(Assignment): I'd like the entries that follow repeated exactly, with the pictures left out.

(Collected data):

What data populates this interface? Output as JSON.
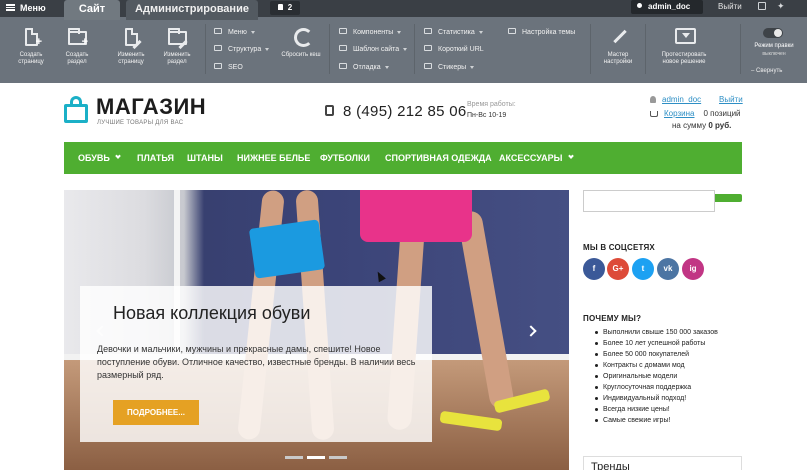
{
  "admin": {
    "menu_label": "Меню",
    "tab_site": "Сайт",
    "tab_admin": "Администрирование",
    "notifications_count": "2",
    "user": "admin_doc",
    "logout": "Выйти",
    "tools": {
      "create_page": "Создать страницу",
      "create_section": "Создать раздел",
      "edit_page": "Изменить страницу",
      "edit_section": "Изменить раздел",
      "reset_cache": "Сбросить кеш",
      "setup_wizard": "Мастер настройки",
      "test_solution": "Протестировать новое решение"
    },
    "menu_items": {
      "menu": "Меню",
      "structure": "Структура",
      "seo": "SEO",
      "components": "Компоненты",
      "site_template": "Шаблон сайта",
      "debug": "Отладка",
      "statistics": "Статистика",
      "short_url": "Короткий URL",
      "stickers": "Стикеры",
      "theme_settings": "Настройка темы"
    },
    "edit_mode": "Режим правки",
    "edit_mode_state": "выключен",
    "collapse": "Свернуть"
  },
  "header": {
    "logo_title": "МАГАЗИН",
    "logo_subtitle": "ЛУЧШИЕ ТОВАРЫ ДЛЯ ВАС",
    "phone": "8 (495) 212 85 06",
    "hours_label": "Время работы:",
    "hours_value": "Пн-Вс 10-19",
    "user_link": "admin_doc",
    "exit_link": "Выйти",
    "cart_link": "Корзина",
    "cart_items": "0 позиций",
    "cart_sum_prefix": "на сумму",
    "cart_sum_value": "0 руб."
  },
  "nav": [
    {
      "label": "ОБУВЬ"
    },
    {
      "label": "ПЛАТЬЯ"
    },
    {
      "label": "ШТАНЫ"
    },
    {
      "label": "НИЖНЕЕ БЕЛЬЕ"
    },
    {
      "label": "ФУТБОЛКИ"
    },
    {
      "label": "СПОРТИВНАЯ ОДЕЖДА"
    },
    {
      "label": "АКСЕССУАРЫ"
    }
  ],
  "hero": {
    "title": "Новая коллекция обуви",
    "text": "Девочки и мальчики, мужчины и прекрасные дамы, спешите! Новое поступление обуви. Отличное качество, известные бренды. В наличии весь размерный ряд.",
    "button": "ПОДРОБНЕЕ..."
  },
  "sidebar": {
    "social_title": "МЫ В СОЦСЕТЯХ",
    "social": [
      {
        "letter": "f",
        "color": "#3b5998"
      },
      {
        "letter": "G+",
        "color": "#dd4b39"
      },
      {
        "letter": "t",
        "color": "#1da1f2"
      },
      {
        "letter": "vk",
        "color": "#4c75a3"
      },
      {
        "letter": "ig",
        "color": "#c13584"
      }
    ],
    "why_title": "ПОЧЕМУ МЫ?",
    "why_items": [
      "Выполнили свыше 150 000 заказов",
      "Более 10 лет успешной работы",
      "Более 50 000 покупателей",
      "Контракты с домами мод",
      "Оригинальные модели",
      "Круглосуточная поддержка",
      "Индивидуальный подход!",
      "Всегда низкие цены!",
      "Самые свежие игры!"
    ],
    "next_title": "Тренды"
  }
}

(Task answer):
What data populates this interface? Output as JSON.
{
  "admin": {
    "menu_label": "Меню",
    "tab_site": "Сайт",
    "tab_admin": "Администрирование",
    "notifications_count": "2",
    "user": "admin_doc",
    "logout": "Выйти",
    "tools": {
      "create_page": "Создать страницу",
      "create_section": "Создать раздел",
      "edit_page": "Изменить страницу",
      "edit_section": "Изменить раздел",
      "reset_cache": "Сбросить кеш",
      "setup_wizard": "Мастер настройки",
      "test_solution": "Протестировать новое решение"
    },
    "menu_items": {
      "menu": "Меню",
      "structure": "Структура",
      "seo": "SEO",
      "components": "Компоненты",
      "site_template": "Шаблон сайта",
      "debug": "Отладка",
      "statistics": "Статистика",
      "short_url": "Короткий URL",
      "stickers": "Стикеры",
      "theme_settings": "Настройка темы"
    },
    "edit_mode": "Режим правки",
    "edit_mode_state": "выключен",
    "collapse": "Свернуть"
  },
  "header": {
    "logo_title": "МАГАЗИН",
    "logo_subtitle": "ЛУЧШИЕ ТОВАРЫ ДЛЯ ВАС",
    "phone": "8 (495) 212 85 06",
    "hours_label": "Время работы:",
    "hours_value": "Пн-Вс 10-19",
    "user_link": "admin_doc",
    "exit_link": "Выйти",
    "cart_link": "Корзина",
    "cart_items": "0 позиций",
    "cart_sum_prefix": "на сумму",
    "cart_sum_value": "0 руб."
  },
  "nav": [
    {
      "label": "ОБУВЬ"
    },
    {
      "label": "ПЛАТЬЯ"
    },
    {
      "label": "ШТАНЫ"
    },
    {
      "label": "НИЖНЕЕ БЕЛЬЕ"
    },
    {
      "label": "ФУТБОЛКИ"
    },
    {
      "label": "СПОРТИВНАЯ ОДЕЖДА"
    },
    {
      "label": "АКСЕССУАРЫ"
    }
  ],
  "hero": {
    "title": "Новая коллекция обуви",
    "text": "Девочки и мальчики, мужчины и прекрасные дамы, спешите! Новое поступление обуви. Отличное качество, известные бренды. В наличии весь размерный ряд.",
    "button": "ПОДРОБНЕЕ..."
  },
  "sidebar": {
    "social_title": "МЫ В СОЦСЕТЯХ",
    "social": [
      {
        "letter": "f",
        "color": "#3b5998"
      },
      {
        "letter": "G+",
        "color": "#dd4b39"
      },
      {
        "letter": "t",
        "color": "#1da1f2"
      },
      {
        "letter": "vk",
        "color": "#4c75a3"
      },
      {
        "letter": "ig",
        "color": "#c13584"
      }
    ],
    "why_title": "ПОЧЕМУ МЫ?",
    "why_items": [
      "Выполнили свыше 150 000 заказов",
      "Более 10 лет успешной работы",
      "Более 50 000 покупателей",
      "Контракты с домами мод",
      "Оригинальные модели",
      "Круглосуточная поддержка",
      "Индивидуальный подход!",
      "Всегда низкие цены!",
      "Самые свежие игры!"
    ],
    "next_title": "Тренды"
  }
}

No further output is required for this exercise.